Do Dead Meteorites Tell Tales?
1Richard Kerr, “Another Hint of Planetary Marauders,” Science, Vol 309, Issue 5742, 1800, 16 September 2005, [DOI: 10.1126/science.309.5742.1800a].2Strom et al., “The Origin of Planetary Impactors in the Inner Solar System,” Science, Vol 309, Issue 5742, 1847-1850, 16 September 2005, [DOI: 10.1126/science.1113544].Several things stand out from stories of this genre. (1) The new finding contradicts earlier beliefs. (2) The new finding is put in the context of a vast field of unanswered questions. (3) Evolution is a given. (4) The accepted age of the solar system (4.6 billion years) is a given. (5) Most of the work remains to be done. (6) The check is in the mail (e.g., from this tiny tidbit of hypothesis, “we can now recover the prehistory of our solar system”). (7) Once we figure this out for our solar system, we will unlock the keys to other stars and planets, and to the whole universe. (8) This finding is the greatest thing since primordial soup.
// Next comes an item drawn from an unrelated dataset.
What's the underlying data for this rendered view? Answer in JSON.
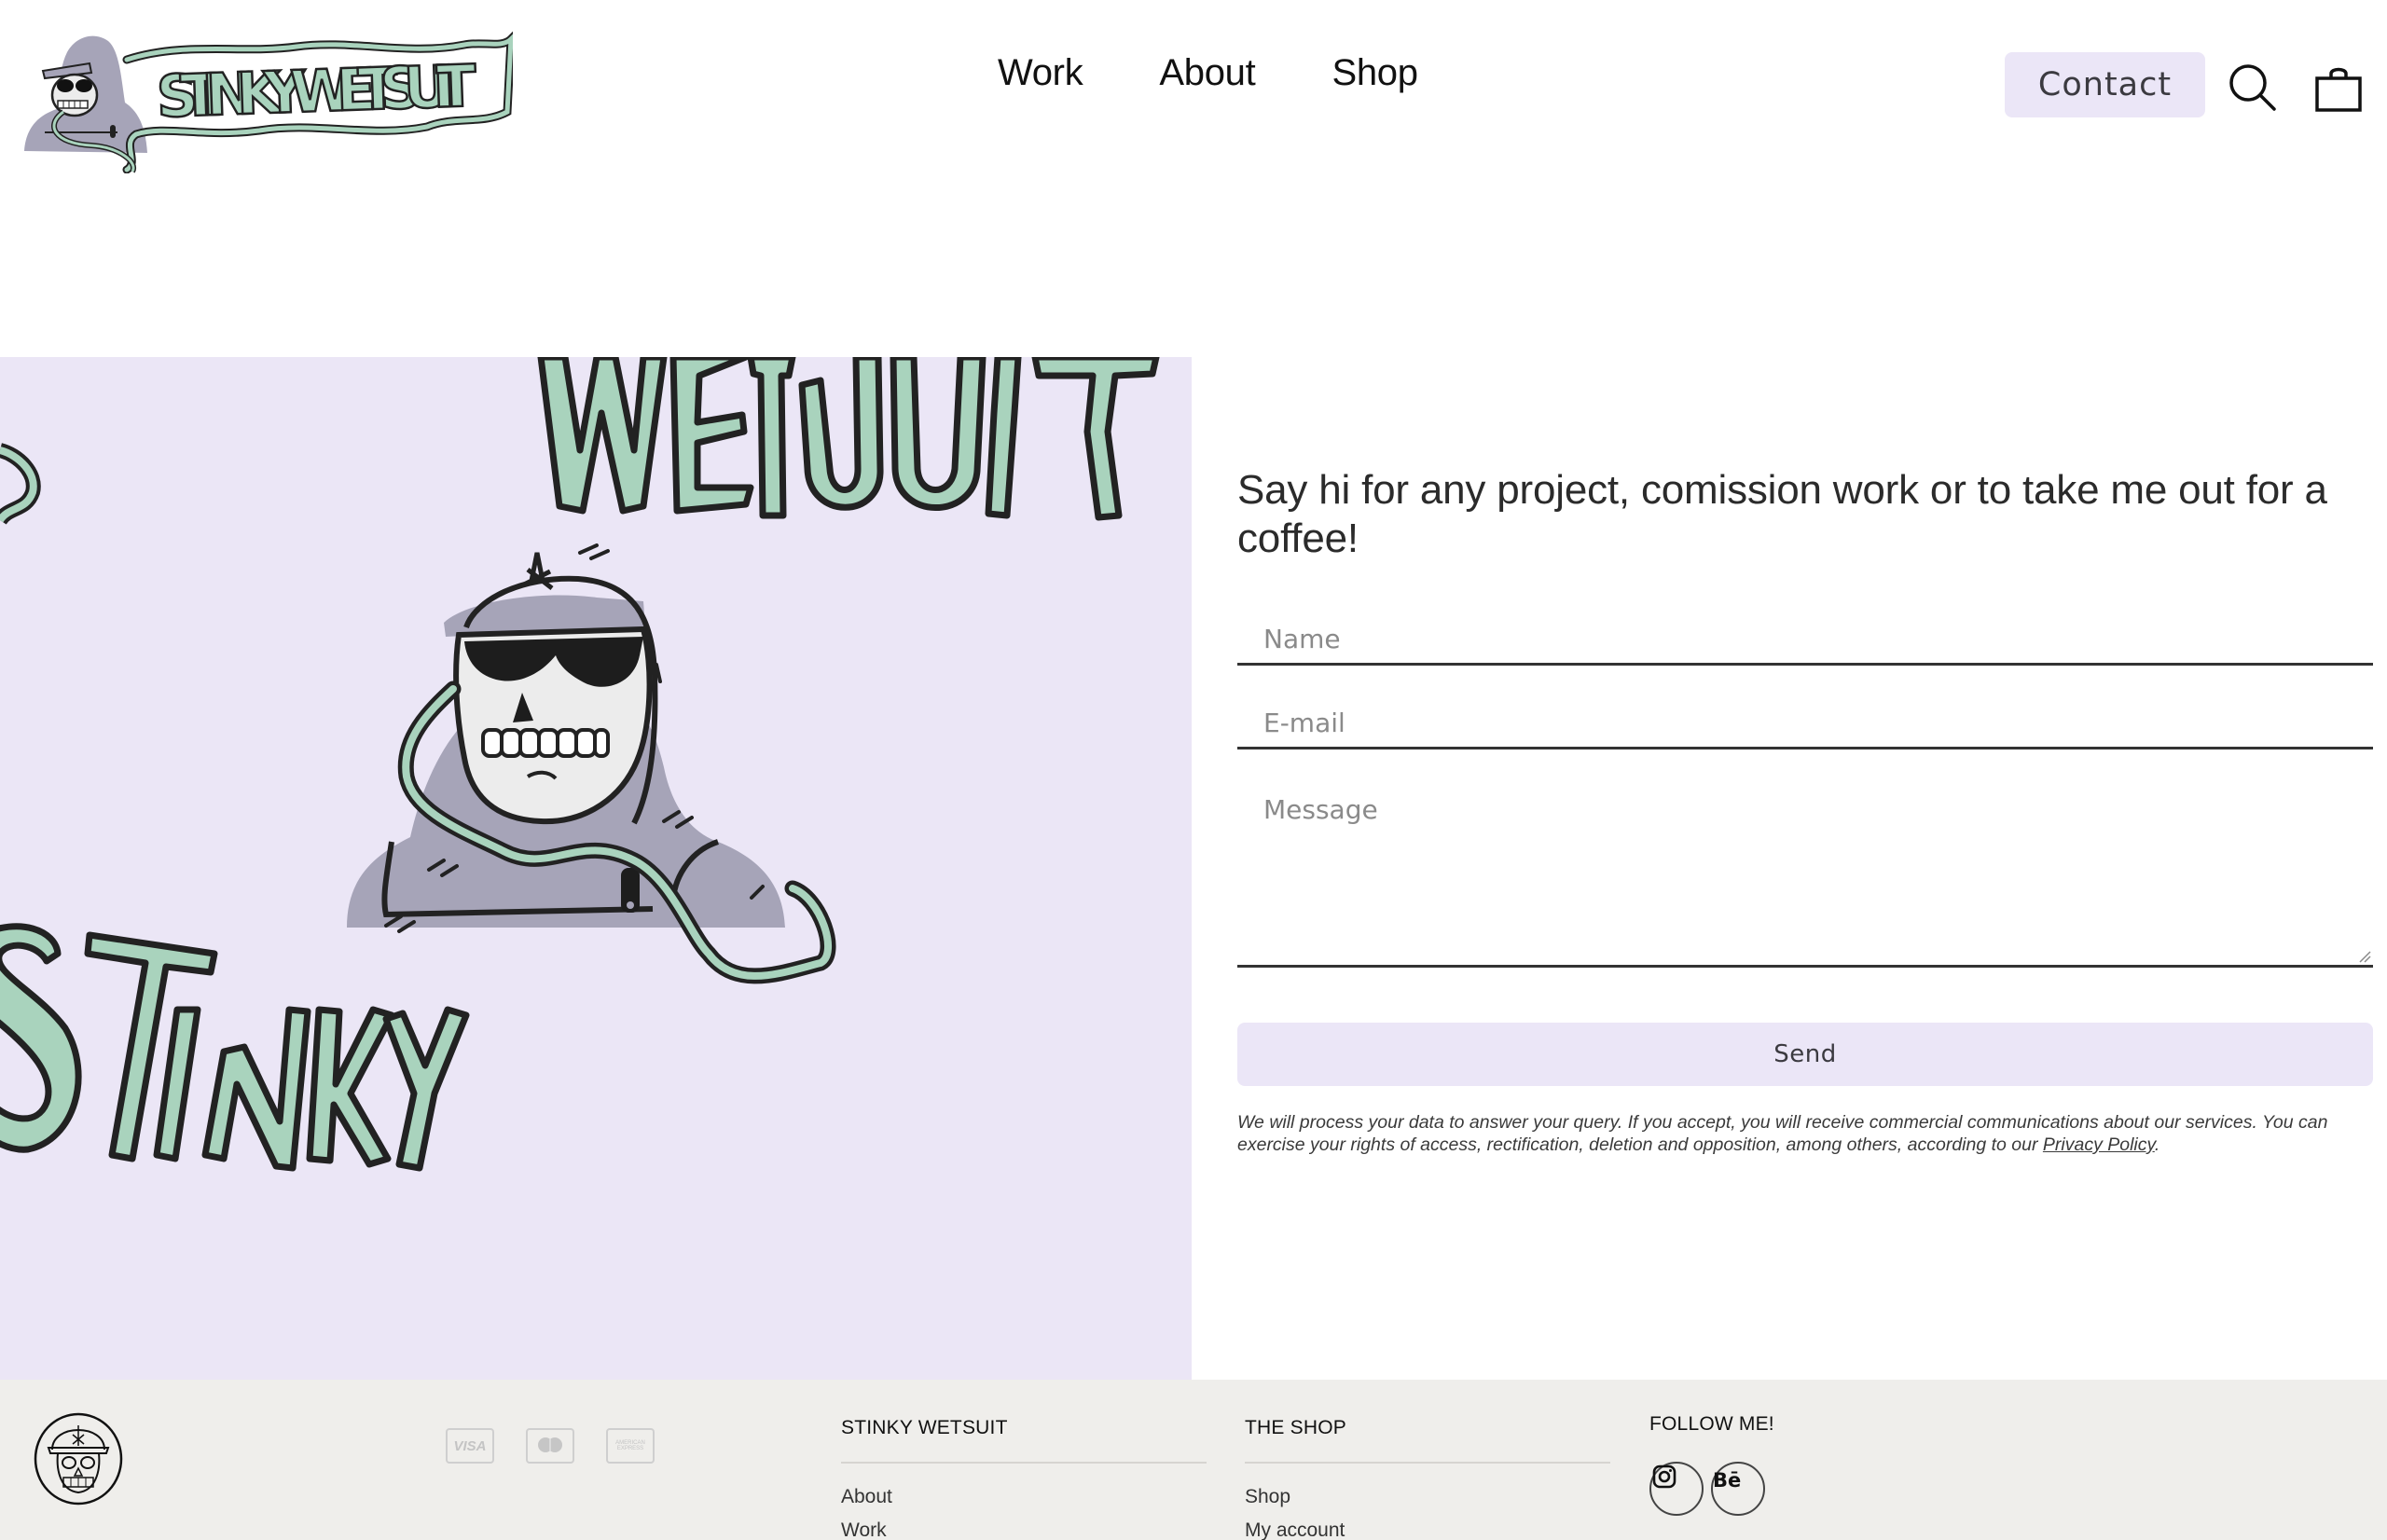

This is the way evolutionists kid themselves that they are doing science. They envelop themselves in periodic tables, lab instruments, and equations. So far so good. But since the Big Picture of Evolution has already been decided to be fact by decree, every piece of data must be forced into it. Working this way requires adding whatever ad hoc elements are needed to keep the story going, as well as ignoring uncomfortable facts. Dr. Walt Brown, for instance, who has a very different theory for the origin of impactors (see website), said this about Strom’s theory:Without explaining how asteroids formed in the first place, Kerr and Strom try to explain why asteroids in the main belt were shaken up by moving the giant planets around, and appealing to the extremely weak Yarkovsky effect and planetary resonances. (The radiometer effect is much stronger, because water molecules are much more massive than photons.) Showing that the size distribution of MBAs [not accountants, but Main Belt Asteroids] corresponds to the early craters in the inner solar system does not mean that the early impacts came from the asteroid belt.Each scientist working under evolutionary, naturalistic assumptions is a willing accomplice to this game of self-deception. Their motive is to contribute a brick for the Temple of Charlie, which produces gratification that one is doing his part to advance the cult. Whether the cult matches the real history of the universe, well – how could they ever tell? Of course, you’re only likely to hear the evolutionary side in the media, because they are all part of the cult, too.(Visited 12 times, 1 visits today)FacebookTwitterPinterestSave分享0 Several researchers lately have claimed that meteorites can tell us the history of our solar system. How can this be?Messages from Heaven: Richard Kerr in Science1 reported on work by Strom et al. in the same issue2 that the asteroid belt was the source of the so-called “late heavy bombardment” that is said to have pummeled the early solar system 3.9 billion years ago. One researcher who had been working on this “problem” for 35 years completely changed his view based on the study. Strom’s team hypothesized that the gas giants rearranged themselves, and then modeled how impactors might have been flung inward from the asteroid belt as a consequence. Kerr writes, “Cratering specialists suspect that Strom and his colleagues are on to something, but they say the case remains open.” Another said they could be right, but “we have to be careful.”Crystal Balls: A Purdue University press release says “meteorites offer glimpse of the early Earth.” Purdue scientists measuring the isotopic ratios in Antarctic meteorites think they can deduce the temperature of their formation. From this, they believe, they can tell whether they formed at the same time Earth formed, or later. It’s not like reading a book, exactly; one scientist said, “There are still quite a few unanswered questions about the earliest periods of the Earth’s history, and this study only provides one piece of the puzzle.”Treasure Chest: As if to one-up the previous claim, EurekAlert printed a Florida State story that an “unusual meteorite unlocks treasure trove of solar system secrets.” The Tagish Lake meteorite that fell in Canada in 2000 led a FSU “geochemist to a breakthrough in understanding the origin of the chemical elements that make up our solar system,” the press release claimed. What did he find? An unusual ratio of isotopes of osmium. From this, he believes he can tell what kind of star produced the element, and when. His hypothesis, however, flies in the face of earlier suggestions that the element came from dust from a nearby star. No, the leader of the team says: his findings “reveal that the raw materials from which our solar system was built are preserved in a few exceptional meteorites, from which we can now recover the prehistory of our solar system.”